May they sing for the nation
He doesn't know it yet, but Barack Obama is about to become the impresario-in-chief.
Or at least he can be, if he decides to flex his cultural muscles. A word from Obama, and the world could see a new cast of faces performing at the White House, the Kennedy Center, the Mall, you name it.
That's where Chicago comes in. New York and Los Angeles may still believe they hold the levers of power when it comes to entertainment. But perceptions could shift when, and if, Obama decides to spread the cultural wealth.
Why not give musical giants from his neighborhood—the South Side of Chicago, where jazz, blues and gospel came of age—the glory they deserve?
Imagine the Barrett Sisters, who happen to be the greatest gospel trio of all time, making a joyful noise at the inaugural. Or tenor saxophone giant Von Freeman blowing great gales of sound at the 4th of July concert on the Mall. Or 93-year-old blues master David "Honeyboy" Edwards serenading Vladimir Putin in the East Room of the White House.
The international news media would flip. And all at once, global audiences around the world would discover what Chicagoans have known for generations: that this city creates musicians of astonishing originality. They may not always be as famous as their coastal counterparts, but that could change fast, once President Obama gets down to (show) business.
Promised backed by actual policies
One evening several years ago I was walking across the Chicago River in downtown Chicago with an out-of-town houseguest. The river meandered under the old steel bridges, past the skyscrapers glinting in the sunset, out toward the white yachts drifting on the dusky lake.
"Wow," she said. "I didn't even know this place was here."
That's one thing I'm counting on Obama's presidency to do for Chicago—show the world this city's here. Let more people come see the astonishing place we live.
But I also hope Obama keeps his sights on the Chicago he originally came here to help, the poor neighborhoods that many of us who live here rarely see. They're the neighborhoods where too many men get in trouble young, then wind up condemned to years in prison before they're turned back into the streets unequipped for a fruitful life.
We've been hearing that Obama's election will inspire kids, especially African-Americans and immigrants, to new dreams.
But all those President Obama posters on the classroom walls will need Obama's policies behind them.
I hope, too, that Chicago's claim on the first fusion president—a mixed-race Christian with a Muslim name—will inspire the city to more social integration.
And I hope that while he's making miracles, President Obama will ensure longer summers, shorter winters and fewer parking tickets.
Real portraits of real Chicago
Having Barack Obama in the White House won't put Chicago on the map. It's already there. The problem is the number of school kids unable to find it.
But let's be realistic about what any president can do for his hometown.
After all, what did George W. Bush do for Crawford, Texas? All you ever heard was how he cleared brush when he was there.
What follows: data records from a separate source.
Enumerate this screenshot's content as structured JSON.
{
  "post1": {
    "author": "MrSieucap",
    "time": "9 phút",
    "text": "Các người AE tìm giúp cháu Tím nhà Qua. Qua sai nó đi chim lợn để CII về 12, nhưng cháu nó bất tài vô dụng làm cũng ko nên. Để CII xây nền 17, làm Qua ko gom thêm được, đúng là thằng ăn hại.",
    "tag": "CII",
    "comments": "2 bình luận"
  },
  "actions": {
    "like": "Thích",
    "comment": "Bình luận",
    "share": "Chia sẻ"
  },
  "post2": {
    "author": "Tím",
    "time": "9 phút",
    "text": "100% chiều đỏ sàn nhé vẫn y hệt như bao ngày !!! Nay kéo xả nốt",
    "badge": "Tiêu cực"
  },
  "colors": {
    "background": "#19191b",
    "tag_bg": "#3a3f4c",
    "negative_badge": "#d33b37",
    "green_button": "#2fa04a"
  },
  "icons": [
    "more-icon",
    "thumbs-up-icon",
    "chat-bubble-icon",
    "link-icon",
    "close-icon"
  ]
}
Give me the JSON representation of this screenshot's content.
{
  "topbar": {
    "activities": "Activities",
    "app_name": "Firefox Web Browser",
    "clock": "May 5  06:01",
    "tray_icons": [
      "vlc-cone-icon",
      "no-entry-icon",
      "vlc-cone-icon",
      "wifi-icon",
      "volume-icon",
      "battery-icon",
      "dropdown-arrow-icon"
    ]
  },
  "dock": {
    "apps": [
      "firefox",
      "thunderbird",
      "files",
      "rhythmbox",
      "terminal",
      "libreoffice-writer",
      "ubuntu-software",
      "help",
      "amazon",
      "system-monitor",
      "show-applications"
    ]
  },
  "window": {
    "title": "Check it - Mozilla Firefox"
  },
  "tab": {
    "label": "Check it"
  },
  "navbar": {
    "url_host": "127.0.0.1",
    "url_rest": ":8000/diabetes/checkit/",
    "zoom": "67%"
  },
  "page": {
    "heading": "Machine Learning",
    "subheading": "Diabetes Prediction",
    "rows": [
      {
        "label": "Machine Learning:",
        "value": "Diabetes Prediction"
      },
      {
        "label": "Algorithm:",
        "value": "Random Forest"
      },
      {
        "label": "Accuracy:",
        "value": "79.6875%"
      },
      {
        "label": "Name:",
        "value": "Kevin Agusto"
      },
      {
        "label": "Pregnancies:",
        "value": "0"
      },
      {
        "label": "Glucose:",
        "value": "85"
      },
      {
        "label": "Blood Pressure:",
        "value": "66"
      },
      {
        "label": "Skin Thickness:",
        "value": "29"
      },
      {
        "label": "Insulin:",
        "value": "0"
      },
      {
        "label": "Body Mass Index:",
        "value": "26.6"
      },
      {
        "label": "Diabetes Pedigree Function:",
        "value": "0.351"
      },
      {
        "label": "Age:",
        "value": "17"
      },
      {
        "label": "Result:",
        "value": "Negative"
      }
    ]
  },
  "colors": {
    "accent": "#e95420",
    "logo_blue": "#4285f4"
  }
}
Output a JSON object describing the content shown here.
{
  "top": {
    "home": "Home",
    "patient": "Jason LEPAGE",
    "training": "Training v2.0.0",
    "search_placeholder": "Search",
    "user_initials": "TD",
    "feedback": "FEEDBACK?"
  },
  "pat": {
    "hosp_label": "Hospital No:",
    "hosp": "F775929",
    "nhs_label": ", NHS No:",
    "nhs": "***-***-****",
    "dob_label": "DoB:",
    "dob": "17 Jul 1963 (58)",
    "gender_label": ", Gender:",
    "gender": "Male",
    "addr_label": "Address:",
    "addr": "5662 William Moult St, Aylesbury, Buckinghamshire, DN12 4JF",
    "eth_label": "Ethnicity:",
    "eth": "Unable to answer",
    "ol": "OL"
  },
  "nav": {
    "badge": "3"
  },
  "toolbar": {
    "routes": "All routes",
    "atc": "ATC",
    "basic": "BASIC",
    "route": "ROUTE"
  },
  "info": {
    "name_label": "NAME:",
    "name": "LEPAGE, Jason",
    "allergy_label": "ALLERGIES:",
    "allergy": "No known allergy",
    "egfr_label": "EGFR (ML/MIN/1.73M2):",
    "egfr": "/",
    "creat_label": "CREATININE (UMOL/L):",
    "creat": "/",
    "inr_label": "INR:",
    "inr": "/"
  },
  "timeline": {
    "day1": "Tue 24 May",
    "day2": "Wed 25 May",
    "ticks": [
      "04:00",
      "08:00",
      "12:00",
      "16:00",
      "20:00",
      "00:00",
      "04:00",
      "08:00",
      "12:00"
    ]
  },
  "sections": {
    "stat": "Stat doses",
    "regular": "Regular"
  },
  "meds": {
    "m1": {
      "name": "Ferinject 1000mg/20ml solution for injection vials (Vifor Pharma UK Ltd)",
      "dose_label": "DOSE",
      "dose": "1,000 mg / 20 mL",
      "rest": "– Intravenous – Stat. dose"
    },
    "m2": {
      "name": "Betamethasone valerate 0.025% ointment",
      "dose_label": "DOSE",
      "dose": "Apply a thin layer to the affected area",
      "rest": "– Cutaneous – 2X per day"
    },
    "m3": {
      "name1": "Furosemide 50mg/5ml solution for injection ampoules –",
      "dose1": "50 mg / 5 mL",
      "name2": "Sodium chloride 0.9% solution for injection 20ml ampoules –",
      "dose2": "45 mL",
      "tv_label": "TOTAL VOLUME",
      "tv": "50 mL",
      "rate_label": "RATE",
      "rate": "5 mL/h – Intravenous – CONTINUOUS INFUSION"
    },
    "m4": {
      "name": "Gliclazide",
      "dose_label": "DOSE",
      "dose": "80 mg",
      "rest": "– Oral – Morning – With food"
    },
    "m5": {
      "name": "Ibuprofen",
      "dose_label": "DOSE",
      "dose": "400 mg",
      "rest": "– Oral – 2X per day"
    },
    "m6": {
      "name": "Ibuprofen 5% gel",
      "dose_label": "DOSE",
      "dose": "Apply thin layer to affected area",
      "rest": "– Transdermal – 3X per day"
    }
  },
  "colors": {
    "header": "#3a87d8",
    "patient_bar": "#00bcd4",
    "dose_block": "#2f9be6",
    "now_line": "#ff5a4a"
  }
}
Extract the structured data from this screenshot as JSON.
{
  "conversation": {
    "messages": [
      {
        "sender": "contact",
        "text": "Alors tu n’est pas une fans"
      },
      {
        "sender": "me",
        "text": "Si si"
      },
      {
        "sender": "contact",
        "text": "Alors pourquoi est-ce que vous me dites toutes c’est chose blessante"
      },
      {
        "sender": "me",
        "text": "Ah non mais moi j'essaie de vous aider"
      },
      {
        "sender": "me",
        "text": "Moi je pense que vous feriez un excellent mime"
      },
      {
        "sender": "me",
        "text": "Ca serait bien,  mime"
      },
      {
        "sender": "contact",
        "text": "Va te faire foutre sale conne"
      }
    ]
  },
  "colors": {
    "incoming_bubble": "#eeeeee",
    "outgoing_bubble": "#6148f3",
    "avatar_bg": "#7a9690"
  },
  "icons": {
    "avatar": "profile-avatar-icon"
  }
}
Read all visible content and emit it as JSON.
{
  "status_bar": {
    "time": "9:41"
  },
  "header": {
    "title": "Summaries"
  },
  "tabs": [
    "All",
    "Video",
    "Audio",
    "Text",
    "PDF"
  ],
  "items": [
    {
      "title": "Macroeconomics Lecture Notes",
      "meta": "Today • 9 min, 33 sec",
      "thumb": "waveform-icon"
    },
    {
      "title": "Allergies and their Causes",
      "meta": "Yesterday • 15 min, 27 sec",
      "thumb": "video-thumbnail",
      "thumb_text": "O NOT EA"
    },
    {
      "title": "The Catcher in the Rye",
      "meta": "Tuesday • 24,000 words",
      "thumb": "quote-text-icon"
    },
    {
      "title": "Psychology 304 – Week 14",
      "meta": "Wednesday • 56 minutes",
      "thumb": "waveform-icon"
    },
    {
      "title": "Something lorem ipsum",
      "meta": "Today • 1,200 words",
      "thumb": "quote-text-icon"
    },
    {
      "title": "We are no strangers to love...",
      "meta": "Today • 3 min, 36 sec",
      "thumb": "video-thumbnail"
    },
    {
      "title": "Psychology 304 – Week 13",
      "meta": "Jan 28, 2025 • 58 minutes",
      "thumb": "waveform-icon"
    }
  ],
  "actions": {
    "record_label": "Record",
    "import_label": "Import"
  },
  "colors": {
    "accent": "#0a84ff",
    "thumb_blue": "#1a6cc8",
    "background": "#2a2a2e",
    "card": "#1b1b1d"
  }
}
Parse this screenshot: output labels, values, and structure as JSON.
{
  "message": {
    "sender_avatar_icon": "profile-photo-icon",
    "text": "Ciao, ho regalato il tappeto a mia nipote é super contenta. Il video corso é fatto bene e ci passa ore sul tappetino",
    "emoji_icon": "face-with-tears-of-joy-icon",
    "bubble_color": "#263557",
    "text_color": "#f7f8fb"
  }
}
We don't have that much brush.
Maybe what I want for Chicago is what Abe Lincoln did for old New Salem, where there's a state historic site with log cabins, a blacksmith shop, a sawmill and folks in period costumes showing how things were in Lincoln's day.
Obama's historic site could show what it was like here. See a hired truck sit parked, a sweetheart land deal greased, grand jury testimony sealed. A cliche? Perhaps. But you have to give the tourists what they want.
What would you show them? A community in need of organizing? If Walt Disney thought like that, instead of Main Street U.S.A., visitors today would only find orange groves and swampland.
Obama's presidency should have people going out of their way to check out Chicago, preferably because they want to see where his road to the White House began and not because they can't find it on a map.
Repeal gambling rules? You bet
What I'd really like from White Sox Fan-elect Barack Obama is a law against Cubs fans on cell phones waving to friends watching television before each pitch. Use a cell phone, go to jail. There. Done.
Something else he might do for Chicago is to make sure that visiting dignitaries leave the White House with a complimentary box of Frango mints.
But less materially and more conceptually for Chicago, I'd like our incoming president to bring us an image of grasping a profitable global cyber vision.
Specifically, I want our Poker Player-elect to obliterate the unworkable Unlawful Internet Gambling Enforcement Act, which was deviously attached to the SAFE Port Act in 2006 and hastily rushed to finalization last week by the lame-duck Bush administration.
The UIGEA makes banks, the U.S. Treasury and Federal Reserve the watchdogs for illegal transactions on Internet gambling sites by, among others, people who play poker online. The money men told Congress they aren't sure which transactions should be considered illegal, and besides, doesn't the financial sector have bigger things to worry about?
The point should not be to stop people from playing online poker. The point should be to make money from it. Regulate it, tax it, reap millions. Governments back lotteries, which prey on the stupid. Why should people playing a game of skill such as poker get the criminal treatment?
Your deal, Mr. President.Copyright © 2015, Los Angeles Times